Class act: How Musica Viva is using music to support learning in Wollongong classrooms


Seeing and hearing professional musicians perform is not only a fun experience for school children – it’s good for their development, too.  Research shows that learning music is linked to improved attendance, academic achievement and emotional wellbeing. Thanks to a community grant, national not-for-profit Musica Viva brought the experience of a live orchestra to more than 800 school kids in the Wollongong area.

They may be all smiles on stage, but the musicians who collaborate with national not-for-profit organisation Musica Viva take their work very seriously, especially when it comes to kids. “All our musicians are acutely aware that each performance they put on could be the first – or only – chance some of the children have to see a professional concert in their lives,” says Mary Scicchitano, Musica Viva’s national education manager. “That is the foundation on which we all work.”

Scicchitano and her colleagues at Musica Viva believe that high-quality live music is one of the most inspiring things a child can experience. In fact, numerous studies by Susan Hallam at the University of London’s Institute of Education have shown that music can be an important learning tool – increasing brain function, promoting complex thinking and aiding information retention.

So, about 40 years ago, the organisation launched its Musica Viva In Schools program, which sends some of Australia’s most esteemed musicians into classrooms around the country.

Normally, students and their parents pay a fee to participate in Musica Viva In Schools. But in 2018, Musica Viva used an EnergyAustralia Community Grant to run the program free of charge in three public primary schools in the Illawarra and Shellharbour regions south of Wollongong – Warilla North, Albion Park Rail and Mount Brown.
“As a low SES [socio-economic status] school we very much appreciated the support of the free program,” said the assistant principal of one school. “It is something our students otherwise would not have experienced.”


Providing musical education

The program consists of a one-off live performance and a 10-week resource package for teachers, with lesson plans based around that performance. “We also provide accredited professional development for teachers to help them feel confident delivering the lessons, regardless of their musical training or background,” Scicchitano explains.

Many Australian schools don’t have the funding for trained music teachers, so programs such as Musica Viva provide vital information about how teachers can integrate music into their lesson plans. “[The program] lets us give that next level of attention to the teachers, with face-to-face interactive examples of how to teach some of the elements,” says Scicchitano.
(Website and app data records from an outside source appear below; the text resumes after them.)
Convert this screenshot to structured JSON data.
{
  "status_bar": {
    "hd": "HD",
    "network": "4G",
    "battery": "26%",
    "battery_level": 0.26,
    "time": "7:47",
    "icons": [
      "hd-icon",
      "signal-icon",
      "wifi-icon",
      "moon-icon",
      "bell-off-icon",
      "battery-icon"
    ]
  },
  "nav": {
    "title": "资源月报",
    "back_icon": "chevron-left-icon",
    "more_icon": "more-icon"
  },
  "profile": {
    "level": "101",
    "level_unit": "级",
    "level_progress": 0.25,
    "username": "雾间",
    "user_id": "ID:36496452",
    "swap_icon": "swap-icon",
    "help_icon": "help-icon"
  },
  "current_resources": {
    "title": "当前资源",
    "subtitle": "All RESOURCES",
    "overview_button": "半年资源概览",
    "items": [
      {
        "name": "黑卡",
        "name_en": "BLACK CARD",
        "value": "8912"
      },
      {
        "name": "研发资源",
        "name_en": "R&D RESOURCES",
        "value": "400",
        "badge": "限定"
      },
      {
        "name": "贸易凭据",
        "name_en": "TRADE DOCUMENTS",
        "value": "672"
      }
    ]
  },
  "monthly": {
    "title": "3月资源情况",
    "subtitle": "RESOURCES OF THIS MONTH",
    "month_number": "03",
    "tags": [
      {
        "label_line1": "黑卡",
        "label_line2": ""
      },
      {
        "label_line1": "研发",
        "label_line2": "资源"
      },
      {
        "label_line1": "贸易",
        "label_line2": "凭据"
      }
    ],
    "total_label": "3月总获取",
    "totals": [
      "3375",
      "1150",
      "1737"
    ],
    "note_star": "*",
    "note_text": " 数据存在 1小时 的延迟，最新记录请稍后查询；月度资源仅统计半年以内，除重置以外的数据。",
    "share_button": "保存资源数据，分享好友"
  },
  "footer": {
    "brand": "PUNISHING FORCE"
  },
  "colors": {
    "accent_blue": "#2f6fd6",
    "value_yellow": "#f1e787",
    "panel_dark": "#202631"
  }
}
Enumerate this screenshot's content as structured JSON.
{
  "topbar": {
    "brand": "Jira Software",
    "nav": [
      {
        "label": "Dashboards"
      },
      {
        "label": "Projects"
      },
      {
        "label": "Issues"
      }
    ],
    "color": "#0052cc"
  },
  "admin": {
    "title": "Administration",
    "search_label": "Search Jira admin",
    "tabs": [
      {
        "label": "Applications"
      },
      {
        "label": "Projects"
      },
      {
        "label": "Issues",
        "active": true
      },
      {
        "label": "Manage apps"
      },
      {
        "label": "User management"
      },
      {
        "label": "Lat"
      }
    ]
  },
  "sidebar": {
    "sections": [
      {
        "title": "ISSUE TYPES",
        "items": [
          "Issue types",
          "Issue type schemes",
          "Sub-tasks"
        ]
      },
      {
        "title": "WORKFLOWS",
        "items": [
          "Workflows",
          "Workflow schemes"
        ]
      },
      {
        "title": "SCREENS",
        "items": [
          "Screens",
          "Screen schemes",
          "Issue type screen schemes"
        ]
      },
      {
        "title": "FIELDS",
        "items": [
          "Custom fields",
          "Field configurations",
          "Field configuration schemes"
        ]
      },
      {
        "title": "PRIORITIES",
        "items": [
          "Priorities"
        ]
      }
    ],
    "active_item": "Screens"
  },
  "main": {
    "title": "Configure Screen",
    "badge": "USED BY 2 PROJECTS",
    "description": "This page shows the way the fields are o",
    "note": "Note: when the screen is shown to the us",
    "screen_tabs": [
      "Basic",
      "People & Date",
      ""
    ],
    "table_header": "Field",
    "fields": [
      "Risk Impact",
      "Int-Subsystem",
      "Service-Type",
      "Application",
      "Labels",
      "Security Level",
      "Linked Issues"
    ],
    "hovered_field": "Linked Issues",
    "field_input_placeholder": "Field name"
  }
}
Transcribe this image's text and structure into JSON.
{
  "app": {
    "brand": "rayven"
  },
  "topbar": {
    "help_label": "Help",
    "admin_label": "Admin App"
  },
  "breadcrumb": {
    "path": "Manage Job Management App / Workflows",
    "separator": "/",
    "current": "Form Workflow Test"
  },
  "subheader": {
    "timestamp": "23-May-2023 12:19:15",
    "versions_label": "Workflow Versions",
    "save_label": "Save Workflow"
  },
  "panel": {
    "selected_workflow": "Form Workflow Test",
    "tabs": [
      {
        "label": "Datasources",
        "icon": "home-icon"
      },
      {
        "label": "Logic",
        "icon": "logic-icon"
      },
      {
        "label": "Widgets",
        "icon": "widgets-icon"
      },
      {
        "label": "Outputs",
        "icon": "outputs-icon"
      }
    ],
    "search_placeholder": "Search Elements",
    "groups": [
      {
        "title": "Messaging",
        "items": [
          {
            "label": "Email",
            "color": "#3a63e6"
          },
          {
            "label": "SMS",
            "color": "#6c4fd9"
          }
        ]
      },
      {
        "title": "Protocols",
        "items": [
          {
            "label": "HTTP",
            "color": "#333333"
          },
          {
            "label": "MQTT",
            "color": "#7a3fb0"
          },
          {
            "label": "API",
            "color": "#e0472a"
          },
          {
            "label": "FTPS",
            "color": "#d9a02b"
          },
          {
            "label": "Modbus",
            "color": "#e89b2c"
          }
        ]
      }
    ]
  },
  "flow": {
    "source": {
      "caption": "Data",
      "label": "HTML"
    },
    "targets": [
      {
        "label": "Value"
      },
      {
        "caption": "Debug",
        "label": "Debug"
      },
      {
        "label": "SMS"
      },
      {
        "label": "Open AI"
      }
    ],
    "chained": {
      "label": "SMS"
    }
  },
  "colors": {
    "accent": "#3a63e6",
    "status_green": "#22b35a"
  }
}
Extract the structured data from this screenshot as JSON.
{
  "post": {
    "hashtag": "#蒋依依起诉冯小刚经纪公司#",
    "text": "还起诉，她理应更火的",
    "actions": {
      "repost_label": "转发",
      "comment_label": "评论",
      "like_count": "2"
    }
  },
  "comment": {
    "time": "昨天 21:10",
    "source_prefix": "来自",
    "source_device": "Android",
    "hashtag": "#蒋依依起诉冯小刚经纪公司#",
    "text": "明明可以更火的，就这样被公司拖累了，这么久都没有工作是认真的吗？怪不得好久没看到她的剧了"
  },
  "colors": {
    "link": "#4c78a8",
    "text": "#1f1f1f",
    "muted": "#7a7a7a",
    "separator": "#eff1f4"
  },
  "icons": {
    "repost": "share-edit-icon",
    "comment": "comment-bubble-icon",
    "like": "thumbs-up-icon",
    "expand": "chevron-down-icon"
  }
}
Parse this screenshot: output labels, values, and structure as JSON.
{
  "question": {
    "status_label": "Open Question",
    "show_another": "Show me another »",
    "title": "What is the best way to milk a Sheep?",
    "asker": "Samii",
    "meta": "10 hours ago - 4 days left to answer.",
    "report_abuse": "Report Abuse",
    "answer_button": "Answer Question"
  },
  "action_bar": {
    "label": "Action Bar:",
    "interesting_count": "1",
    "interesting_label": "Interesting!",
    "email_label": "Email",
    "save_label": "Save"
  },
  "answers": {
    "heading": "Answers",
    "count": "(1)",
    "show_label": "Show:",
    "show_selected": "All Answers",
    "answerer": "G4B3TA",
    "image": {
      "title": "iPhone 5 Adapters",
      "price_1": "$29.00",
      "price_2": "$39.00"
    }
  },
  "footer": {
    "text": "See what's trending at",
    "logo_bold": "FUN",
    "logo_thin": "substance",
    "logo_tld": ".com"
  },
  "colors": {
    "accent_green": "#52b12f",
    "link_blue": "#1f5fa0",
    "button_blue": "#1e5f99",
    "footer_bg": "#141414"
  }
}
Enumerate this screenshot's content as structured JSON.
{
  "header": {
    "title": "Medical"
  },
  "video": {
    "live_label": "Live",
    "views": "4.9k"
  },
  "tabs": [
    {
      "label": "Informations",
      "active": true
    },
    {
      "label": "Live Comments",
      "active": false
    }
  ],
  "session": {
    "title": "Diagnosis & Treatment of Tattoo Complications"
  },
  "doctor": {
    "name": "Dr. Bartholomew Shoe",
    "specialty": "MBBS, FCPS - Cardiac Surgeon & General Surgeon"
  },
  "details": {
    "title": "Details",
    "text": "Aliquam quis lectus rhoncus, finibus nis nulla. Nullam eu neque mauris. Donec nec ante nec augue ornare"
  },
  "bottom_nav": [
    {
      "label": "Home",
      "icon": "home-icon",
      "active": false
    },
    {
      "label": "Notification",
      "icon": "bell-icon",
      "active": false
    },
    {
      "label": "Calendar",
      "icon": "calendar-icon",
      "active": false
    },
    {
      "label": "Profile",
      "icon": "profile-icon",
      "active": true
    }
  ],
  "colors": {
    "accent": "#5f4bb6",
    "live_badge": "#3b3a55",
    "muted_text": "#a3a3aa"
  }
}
The three primary schools in the Wollongong region reported high satisfaction rates when surveyed, with one teacher explaining: “The workshop provided strategies to teach elements of music in creative and relevant ways.” 

Additionally, it’s reported that more than 50 per cent of school children don’t have the opportunity to learn a musical instrument, particularly in low socio-economic locations. A 2011 study called ‘Bridging the Gap in School Achievement’ showed that arts education improved school attendance, academic achievement and emotional wellbeing, particularly among disadvantaged cohorts.   

Reaching every Australian child

The Entourage quartet performed Australian composer Paul Kobetz’s Music of the Fire Ants, featuring voice, cello, clarinet and keyboard, to re-create the sounds of an Australian backyard. There were four concerts across the three schools, reaching more than 800 children. “My favourite part of the performance was hearing the lady play the cello and her showing us how to change the sounds,” said an Albion Park student.  

“Our mission is to get our program in front of every child in Australia, which is very ambitious, and we realise this,” Scicchitano says. “But external funding streams – even small and targeted ones – move us closer to that goal by allowing us to tour to regions around the country that we might not otherwise be able to reach.”

Applications for EnergyAustralia’s 2019 Community Grants will be accepted between 1 March and 29 March 2019. Visit for more information.